§ **What you should do**: Provide the data again exactly, including every line that follows.

++++ Information provided ++++

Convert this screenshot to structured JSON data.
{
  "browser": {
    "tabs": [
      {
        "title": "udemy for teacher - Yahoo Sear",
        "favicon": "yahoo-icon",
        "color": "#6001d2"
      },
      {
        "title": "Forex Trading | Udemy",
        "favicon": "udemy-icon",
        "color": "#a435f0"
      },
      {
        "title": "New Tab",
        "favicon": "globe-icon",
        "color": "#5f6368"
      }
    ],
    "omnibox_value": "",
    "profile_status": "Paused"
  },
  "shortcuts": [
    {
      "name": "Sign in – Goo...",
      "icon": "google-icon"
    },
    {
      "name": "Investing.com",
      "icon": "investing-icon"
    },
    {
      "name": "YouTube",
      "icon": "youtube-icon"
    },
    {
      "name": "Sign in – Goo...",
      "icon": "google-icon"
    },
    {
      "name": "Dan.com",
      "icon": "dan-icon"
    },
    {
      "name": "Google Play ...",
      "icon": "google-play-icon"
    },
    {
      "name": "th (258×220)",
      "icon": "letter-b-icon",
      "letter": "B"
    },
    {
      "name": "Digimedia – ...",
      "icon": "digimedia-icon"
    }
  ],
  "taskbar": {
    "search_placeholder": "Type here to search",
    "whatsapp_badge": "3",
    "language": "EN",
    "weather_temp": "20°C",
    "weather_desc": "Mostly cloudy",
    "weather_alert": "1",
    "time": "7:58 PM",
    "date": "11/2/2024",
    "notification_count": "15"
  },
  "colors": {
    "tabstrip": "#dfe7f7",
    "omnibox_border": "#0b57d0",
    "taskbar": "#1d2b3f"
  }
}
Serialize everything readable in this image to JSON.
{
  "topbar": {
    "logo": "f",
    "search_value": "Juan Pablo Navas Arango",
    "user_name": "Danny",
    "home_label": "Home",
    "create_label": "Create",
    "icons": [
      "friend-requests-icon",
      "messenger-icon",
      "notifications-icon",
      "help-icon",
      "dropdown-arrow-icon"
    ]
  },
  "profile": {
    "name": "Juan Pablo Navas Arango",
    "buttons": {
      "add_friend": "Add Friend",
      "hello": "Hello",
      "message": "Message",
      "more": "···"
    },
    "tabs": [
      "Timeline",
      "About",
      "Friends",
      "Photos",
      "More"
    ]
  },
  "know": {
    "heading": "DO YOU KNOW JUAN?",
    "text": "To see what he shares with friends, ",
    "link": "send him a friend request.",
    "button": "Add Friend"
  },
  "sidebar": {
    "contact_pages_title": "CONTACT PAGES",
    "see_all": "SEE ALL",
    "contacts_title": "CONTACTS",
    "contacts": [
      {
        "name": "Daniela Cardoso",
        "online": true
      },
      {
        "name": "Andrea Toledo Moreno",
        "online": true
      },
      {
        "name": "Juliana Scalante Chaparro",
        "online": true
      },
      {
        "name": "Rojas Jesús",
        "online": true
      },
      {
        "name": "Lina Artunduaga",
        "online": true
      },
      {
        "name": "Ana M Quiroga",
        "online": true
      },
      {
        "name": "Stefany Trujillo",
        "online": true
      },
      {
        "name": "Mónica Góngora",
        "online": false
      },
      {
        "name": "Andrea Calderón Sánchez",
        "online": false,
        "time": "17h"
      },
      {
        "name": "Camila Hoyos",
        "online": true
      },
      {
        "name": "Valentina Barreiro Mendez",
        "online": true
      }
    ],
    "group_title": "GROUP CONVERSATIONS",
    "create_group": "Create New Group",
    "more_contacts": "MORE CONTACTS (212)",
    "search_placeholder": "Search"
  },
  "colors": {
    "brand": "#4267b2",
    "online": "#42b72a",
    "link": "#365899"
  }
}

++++

§ **Answer space**:
Convert this screenshot to structured JSON data.
{
  "browser": {
    "tabs": [
      {
        "title": "udemy for teacher - Yahoo Sear",
        "favicon": "yahoo-icon",
        "color": "#6001d2"
      },
      {
        "title": "Forex Trading | Udemy",
        "favicon": "udemy-icon",
        "color": "#a435f0"
      },
      {
        "title": "New Tab",
        "favicon": "globe-icon",
        "color": "#5f6368"
      }
    ],
    "omnibox_value": "",
    "profile_status": "Paused"
  },
  "shortcuts": [
    {
      "name": "Sign in – Goo...",
      "icon": "google-icon"
    },
    {
      "name": "Investing.com",
      "icon": "investing-icon"
    },
    {
      "name": "YouTube",
      "icon": "youtube-icon"
    },
    {
      "name": "Sign in – Goo...",
      "icon": "google-icon"
    },
    {
      "name": "Dan.com",
      "icon": "dan-icon"
    },
    {
      "name": "Google Play ...",
      "icon": "google-play-icon"
    },
    {
      "name": "th (258×220)",
      "icon": "letter-b-icon",
      "letter": "B"
    },
    {
      "name": "Digimedia – ...",
      "icon": "digimedia-icon"
    }
  ],
  "taskbar": {
    "search_placeholder": "Type here to search",
    "whatsapp_badge": "3",
    "language": "EN",
    "weather_temp": "20°C",
    "weather_desc": "Mostly cloudy",
    "weather_alert": "1",
    "time": "7:58 PM",
    "date": "11/2/2024",
    "notification_count": "15"
  },
  "colors": {
    "tabstrip": "#dfe7f7",
    "omnibox_border": "#0b57d0",
    "taskbar": "#1d2b3f"
  }
}
Serialize everything readable in this image to JSON.
{
  "topbar": {
    "logo": "f",
    "search_value": "Juan Pablo Navas Arango",
    "user_name": "Danny",
    "home_label": "Home",
    "create_label": "Create",
    "icons": [
      "friend-requests-icon",
      "messenger-icon",
      "notifications-icon",
      "help-icon",
      "dropdown-arrow-icon"
    ]
  },
  "profile": {
    "name": "Juan Pablo Navas Arango",
    "buttons": {
      "add_friend": "Add Friend",
      "hello": "Hello",
      "message": "Message",
      "more": "···"
    },
    "tabs": [
      "Timeline",
      "About",
      "Friends",
      "Photos",
      "More"
    ]
  },
  "know": {
    "heading": "DO YOU KNOW JUAN?",
    "text": "To see what he shares with friends, ",
    "link": "send him a friend request.",
    "button": "Add Friend"
  },
  "sidebar": {
    "contact_pages_title": "CONTACT PAGES",
    "see_all": "SEE ALL",
    "contacts_title": "CONTACTS",
    "contacts": [
      {
        "name": "Daniela Cardoso",
        "online": true
      },
      {
        "name": "Andrea Toledo Moreno",
        "online": true
      },
      {
        "name": "Juliana Scalante Chaparro",
        "online": true
      },
      {
        "name": "Rojas Jesús",
        "online": true
      },
      {
        "name": "Lina Artunduaga",
        "online": true
      },
      {
        "name": "Ana M Quiroga",
        "online": true
      },
      {
        "name": "Stefany Trujillo",
        "online": true
      },
      {
        "name": "Mónica Góngora",
        "online": false
      },
      {
        "name": "Andrea Calderón Sánchez",
        "online": false,
        "time": "17h"
      },
      {
        "name": "Camila Hoyos",
        "online": true
      },
      {
        "name": "Valentina Barreiro Mendez",
        "online": true
      }
    ],
    "group_title": "GROUP CONVERSATIONS",
    "create_group": "Create New Group",
    "more_contacts": "MORE CONTACTS (212)",
    "search_placeholder": "Search"
  },
  "colors": {
    "brand": "#4267b2",
    "online": "#42b72a",
    "link": "#365899"
  }
}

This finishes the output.